> **Task details**
Search the entries below for "프로그램" and copy each matching line.
--- Exercise inputs Enclosed Below ---
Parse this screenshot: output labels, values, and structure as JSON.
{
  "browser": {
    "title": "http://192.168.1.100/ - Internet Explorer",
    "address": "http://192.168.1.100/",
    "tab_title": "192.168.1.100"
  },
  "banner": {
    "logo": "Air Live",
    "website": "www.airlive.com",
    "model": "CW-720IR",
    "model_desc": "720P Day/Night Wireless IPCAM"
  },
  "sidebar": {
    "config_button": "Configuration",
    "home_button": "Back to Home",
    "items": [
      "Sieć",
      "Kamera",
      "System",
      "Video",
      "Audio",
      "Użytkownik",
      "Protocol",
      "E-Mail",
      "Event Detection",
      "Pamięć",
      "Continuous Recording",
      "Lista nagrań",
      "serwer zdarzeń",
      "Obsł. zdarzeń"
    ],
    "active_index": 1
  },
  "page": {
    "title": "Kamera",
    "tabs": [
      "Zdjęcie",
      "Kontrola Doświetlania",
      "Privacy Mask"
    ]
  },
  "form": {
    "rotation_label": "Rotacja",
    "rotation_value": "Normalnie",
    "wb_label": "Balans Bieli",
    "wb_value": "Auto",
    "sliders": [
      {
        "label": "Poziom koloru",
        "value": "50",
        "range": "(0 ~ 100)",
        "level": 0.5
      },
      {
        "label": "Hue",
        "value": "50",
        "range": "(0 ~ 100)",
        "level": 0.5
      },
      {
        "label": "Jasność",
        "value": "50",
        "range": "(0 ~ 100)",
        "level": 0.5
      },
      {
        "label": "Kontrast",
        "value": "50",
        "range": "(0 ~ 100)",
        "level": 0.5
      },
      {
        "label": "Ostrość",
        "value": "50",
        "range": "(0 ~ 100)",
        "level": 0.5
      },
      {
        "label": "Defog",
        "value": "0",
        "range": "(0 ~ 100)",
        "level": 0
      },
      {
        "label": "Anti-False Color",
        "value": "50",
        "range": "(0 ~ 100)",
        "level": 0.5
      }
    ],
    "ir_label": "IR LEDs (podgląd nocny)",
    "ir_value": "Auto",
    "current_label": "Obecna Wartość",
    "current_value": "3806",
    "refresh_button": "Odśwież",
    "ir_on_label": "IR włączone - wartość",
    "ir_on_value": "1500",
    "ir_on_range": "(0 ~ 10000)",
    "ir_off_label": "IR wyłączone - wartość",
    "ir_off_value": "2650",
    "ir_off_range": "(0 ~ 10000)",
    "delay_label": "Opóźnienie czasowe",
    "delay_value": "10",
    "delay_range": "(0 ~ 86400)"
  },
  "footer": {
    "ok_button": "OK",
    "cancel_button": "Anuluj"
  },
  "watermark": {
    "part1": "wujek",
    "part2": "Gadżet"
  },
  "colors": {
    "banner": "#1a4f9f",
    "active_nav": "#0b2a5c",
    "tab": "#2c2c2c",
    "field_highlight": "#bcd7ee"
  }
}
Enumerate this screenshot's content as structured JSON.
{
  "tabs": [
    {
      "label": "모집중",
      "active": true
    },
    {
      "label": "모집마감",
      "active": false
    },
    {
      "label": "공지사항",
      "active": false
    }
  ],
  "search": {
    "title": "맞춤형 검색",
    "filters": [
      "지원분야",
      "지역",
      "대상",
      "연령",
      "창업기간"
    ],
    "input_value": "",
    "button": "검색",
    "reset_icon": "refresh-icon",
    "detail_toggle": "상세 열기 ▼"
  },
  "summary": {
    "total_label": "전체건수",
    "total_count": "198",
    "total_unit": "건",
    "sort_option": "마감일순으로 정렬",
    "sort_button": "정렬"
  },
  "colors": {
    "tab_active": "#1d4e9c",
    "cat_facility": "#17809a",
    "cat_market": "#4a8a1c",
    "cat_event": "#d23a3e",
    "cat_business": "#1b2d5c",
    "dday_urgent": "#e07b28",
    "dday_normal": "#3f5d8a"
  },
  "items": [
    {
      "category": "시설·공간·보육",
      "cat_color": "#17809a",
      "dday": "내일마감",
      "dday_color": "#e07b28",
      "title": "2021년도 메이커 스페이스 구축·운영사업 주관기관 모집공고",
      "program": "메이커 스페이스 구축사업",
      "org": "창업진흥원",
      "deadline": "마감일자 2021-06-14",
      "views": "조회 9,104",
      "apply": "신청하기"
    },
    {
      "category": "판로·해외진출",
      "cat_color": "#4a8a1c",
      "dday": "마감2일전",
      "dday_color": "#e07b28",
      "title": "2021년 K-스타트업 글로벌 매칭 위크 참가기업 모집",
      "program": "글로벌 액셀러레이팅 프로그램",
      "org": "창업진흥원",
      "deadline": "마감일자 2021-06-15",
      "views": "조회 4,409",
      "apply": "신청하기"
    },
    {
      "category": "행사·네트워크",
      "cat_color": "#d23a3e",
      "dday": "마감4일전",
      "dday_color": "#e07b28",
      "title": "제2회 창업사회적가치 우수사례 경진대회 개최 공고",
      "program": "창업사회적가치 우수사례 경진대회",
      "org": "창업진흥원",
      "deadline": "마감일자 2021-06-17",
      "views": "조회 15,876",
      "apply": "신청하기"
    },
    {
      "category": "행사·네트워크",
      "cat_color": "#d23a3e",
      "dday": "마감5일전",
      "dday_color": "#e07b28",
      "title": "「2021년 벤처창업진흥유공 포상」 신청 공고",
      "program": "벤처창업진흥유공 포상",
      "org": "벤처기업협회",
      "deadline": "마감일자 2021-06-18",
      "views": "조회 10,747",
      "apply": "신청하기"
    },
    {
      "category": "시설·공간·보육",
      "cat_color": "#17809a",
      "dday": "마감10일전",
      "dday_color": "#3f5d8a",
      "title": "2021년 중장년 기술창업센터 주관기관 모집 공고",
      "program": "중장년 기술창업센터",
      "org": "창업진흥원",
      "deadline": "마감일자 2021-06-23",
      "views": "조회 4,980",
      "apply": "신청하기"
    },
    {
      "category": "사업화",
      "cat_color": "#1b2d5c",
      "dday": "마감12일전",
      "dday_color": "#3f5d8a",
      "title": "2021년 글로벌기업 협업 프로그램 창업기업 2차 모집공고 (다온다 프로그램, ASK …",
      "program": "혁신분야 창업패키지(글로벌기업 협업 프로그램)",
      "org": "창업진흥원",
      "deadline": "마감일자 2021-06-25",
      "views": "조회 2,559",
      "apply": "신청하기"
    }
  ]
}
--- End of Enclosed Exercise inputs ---
> **Your solution**
      "program": "글로벌 액셀러레이팅 프로그램",
      "title": "2021년 글로벌기업 협업 프로그램 창업기업 2차 모집공고 (다온다 프로그램, ASK …",
      "program": "혁신분야 창업패키지(글로벌기업 협업 프로그램)",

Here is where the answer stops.